“Whenever vaccines or improved therapeutics for COVID-19 become available, these must be allocated equitably to low-income and crisis-affected populations. Until then, it is imperative that low-resource countries and humanitarian responses plan and roll out evidence-based, long-term strategies to mitigate their COVID-19 epidemics, starting now. Approaches such as containment of importation are likely to have exhausted their potential in the immediate future; not all interventions are of equal value, and the opportunity costs of emphasising one over the other should be considered. The price of inaction may be high. Sub-optimal, inefficient control interventions could however be just as costly.”
Millions of refugees and migrants reside in countries devastated by protracted conflicts with weakened health systems, and in countries where they are forced to live in substandard conditions in camps and compounds, and high-density slum settings. Although many such settings have yet to feel the full impact of coronavirus disease 2019 (COVID-19), the pandemic is now having an unprecedented impact on mobility, in terms of border and migration management, as well as on the health, social, and economic situation of migrant populations globally. An urgent coordinated effort is now needed to align these populations with national and global COVID-19 responses.
An outbreak in a facility threatens the outside community as well. An outbreak in a detention facility endangers all who come in contact with migrants, from immigration enforcement staff to workers at detention facilities, asylum officers, lawyers, and judges. All those people come in contact with the detainees and go home to their families at night.
Over 168 million people across 50 countries are estimated to need humanitarian assistance in 2020 . Response to epidemics in complex humanitarian crises—such as the recent cholera epidemic in Yemen and the Ebola epidemic in the Democratic Republic of Congo—is a global health challenge of increasing scale . The thousands of Yemeni and Congolese who have died in these years-long epidemics demonstrate the difficulty of combatting even well-known pathogens in humanitarian settings. The novel severe acute respiratory syndrome coronavirus-2 (SARS-CoV-2) may represent a still greater threat to those in complex humanitarian crises, which lack the infrastructure, support, and health systems to mount a comprehensive response. Poor governance, public distrust, and political violence may further undermine interventions in these settings.
Jointly organized by IOM, together with the Migration Health and Development Research Initiative (MHADRI) and the Migration & Health South Asia Network, the workshop served as a platform to develop research capacity, with particular focus on researchers in the Global South, in undertaking bibliometric analysis to identify the gaps in research output on migration health.
Manila – IOM, the Migration & Health South Asia network and the Migration Health and Development Research Initiative (MHADRI) – a global network of researchers aimed to advance evidence-informed global migration health policies and practices, jointly organized a workshop onundertaking bibliometric analysis of migration…
“The World Migration Report 2020 presents key data and information on migration as well as analysis of complex and emerging migration issues.
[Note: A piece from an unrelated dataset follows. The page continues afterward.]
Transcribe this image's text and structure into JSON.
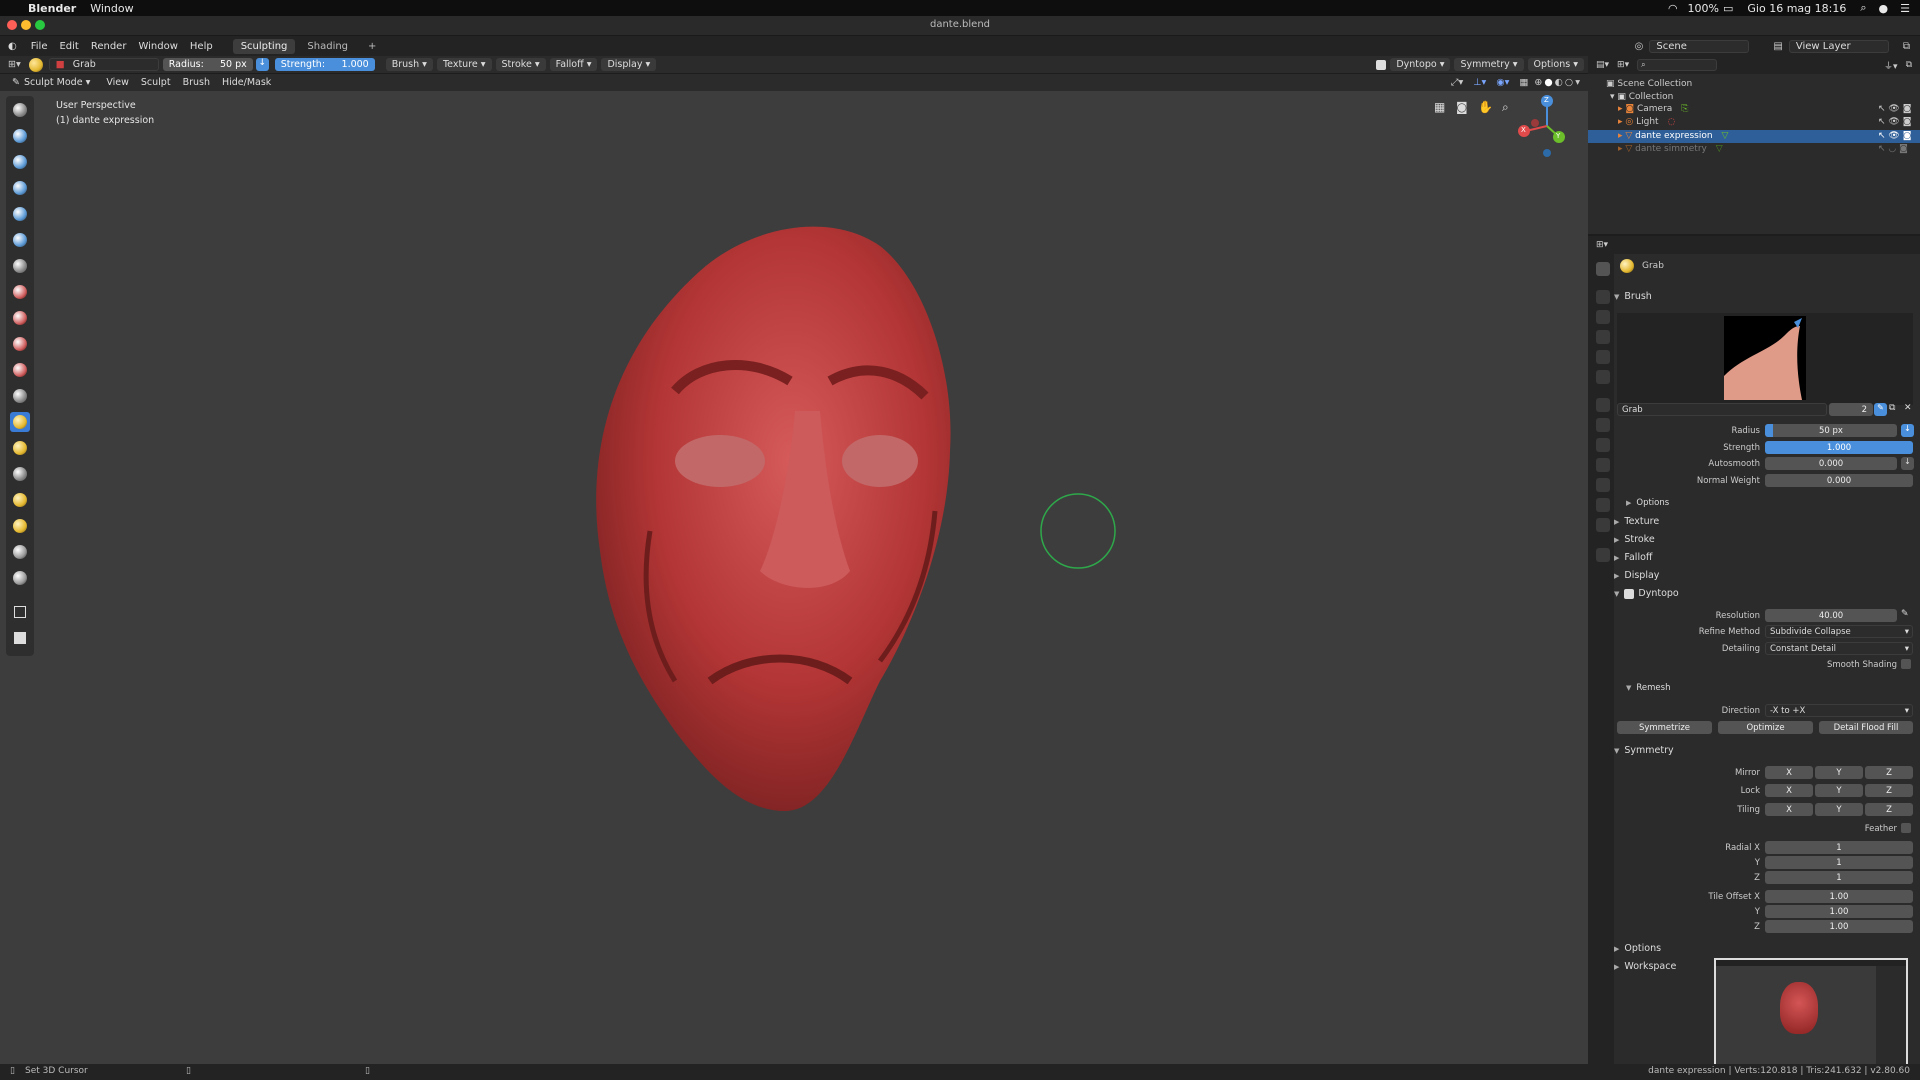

Some of the topics covered in the report include human mobility and environmental change, migrants’ contributions in an era of disinformation, children and unsafe migration, migration and health, among others.”
“Seasonal migrants in India engage in temporary informal work in work environments that actively flout labour laws on wages, work hours, and living conditions. The most significant impact of this is on the health outcomes of workers and their children. In this note, Varma and Ravindranath describe the roadblocks in conducting in-depth enquiries into migrants’ health status and healthcare-seeking behaviour, and designing and implementing health programmes conducive to their needs.”
This commentary focuses on female workers in construction sites in India, and the impact of mothers’ work on the health and nutrition of their children. The sector provides good opportunities for work, but it also affects children’s health outcomes.
Current research on Nepali migrant workers in India neglects work, lifestyle, and health care access in favor of focusing on sexual health. This article aims to gain a broader sense of migrant workers’ health by conducting focus groups and interviews. The researchers analyzed their data and determined five different themes: